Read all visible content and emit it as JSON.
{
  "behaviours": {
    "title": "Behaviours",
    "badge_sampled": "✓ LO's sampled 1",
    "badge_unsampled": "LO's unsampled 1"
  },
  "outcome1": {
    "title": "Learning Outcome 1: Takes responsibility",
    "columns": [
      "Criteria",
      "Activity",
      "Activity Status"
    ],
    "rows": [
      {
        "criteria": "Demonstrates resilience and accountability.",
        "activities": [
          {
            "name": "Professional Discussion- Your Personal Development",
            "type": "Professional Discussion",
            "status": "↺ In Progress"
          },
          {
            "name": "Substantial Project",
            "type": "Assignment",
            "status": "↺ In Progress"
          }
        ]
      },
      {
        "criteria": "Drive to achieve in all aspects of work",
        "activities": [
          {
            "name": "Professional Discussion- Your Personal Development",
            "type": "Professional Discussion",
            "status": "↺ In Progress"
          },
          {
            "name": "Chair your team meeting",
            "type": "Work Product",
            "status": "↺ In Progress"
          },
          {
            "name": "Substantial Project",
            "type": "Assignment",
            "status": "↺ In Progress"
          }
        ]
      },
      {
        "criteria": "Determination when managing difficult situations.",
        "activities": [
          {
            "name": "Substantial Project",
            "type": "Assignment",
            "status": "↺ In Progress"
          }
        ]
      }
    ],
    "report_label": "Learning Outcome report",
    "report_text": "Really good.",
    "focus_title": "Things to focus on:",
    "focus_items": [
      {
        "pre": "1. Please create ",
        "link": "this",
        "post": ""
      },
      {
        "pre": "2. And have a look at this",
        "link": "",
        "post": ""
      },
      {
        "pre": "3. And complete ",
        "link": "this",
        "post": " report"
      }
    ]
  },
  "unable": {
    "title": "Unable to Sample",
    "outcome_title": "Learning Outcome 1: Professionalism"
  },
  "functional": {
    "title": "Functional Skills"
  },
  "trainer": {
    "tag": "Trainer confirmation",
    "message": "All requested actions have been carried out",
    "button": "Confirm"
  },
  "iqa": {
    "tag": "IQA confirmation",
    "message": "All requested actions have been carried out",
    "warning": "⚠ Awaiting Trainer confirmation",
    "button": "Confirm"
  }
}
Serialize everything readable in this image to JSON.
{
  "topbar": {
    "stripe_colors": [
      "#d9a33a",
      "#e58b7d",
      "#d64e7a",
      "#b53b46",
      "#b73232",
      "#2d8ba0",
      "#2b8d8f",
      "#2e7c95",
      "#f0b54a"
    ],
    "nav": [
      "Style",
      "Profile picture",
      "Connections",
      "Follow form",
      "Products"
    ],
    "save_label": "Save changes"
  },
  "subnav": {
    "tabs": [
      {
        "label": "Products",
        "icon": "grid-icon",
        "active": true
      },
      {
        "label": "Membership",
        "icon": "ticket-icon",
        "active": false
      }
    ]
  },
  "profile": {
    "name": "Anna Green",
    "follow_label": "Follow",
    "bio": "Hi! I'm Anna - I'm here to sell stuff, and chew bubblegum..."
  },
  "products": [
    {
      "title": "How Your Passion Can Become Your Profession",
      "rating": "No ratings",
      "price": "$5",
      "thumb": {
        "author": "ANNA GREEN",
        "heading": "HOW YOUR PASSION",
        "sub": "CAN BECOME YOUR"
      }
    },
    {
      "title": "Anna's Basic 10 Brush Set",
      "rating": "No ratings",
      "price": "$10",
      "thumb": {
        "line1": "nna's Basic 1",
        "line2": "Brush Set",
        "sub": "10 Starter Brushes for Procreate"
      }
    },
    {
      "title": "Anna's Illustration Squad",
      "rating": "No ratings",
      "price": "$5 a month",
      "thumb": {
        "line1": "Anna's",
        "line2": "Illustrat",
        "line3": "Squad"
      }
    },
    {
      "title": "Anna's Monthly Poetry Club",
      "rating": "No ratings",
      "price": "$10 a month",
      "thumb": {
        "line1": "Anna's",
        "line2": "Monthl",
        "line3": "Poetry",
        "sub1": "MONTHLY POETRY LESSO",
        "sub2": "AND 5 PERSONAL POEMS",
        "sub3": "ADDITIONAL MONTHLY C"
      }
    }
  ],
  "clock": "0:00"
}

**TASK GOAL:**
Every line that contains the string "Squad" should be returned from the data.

**FINISHED EXERCISE:**
      "title": "Anna's Illustration Squad",
        "line3": "Squad"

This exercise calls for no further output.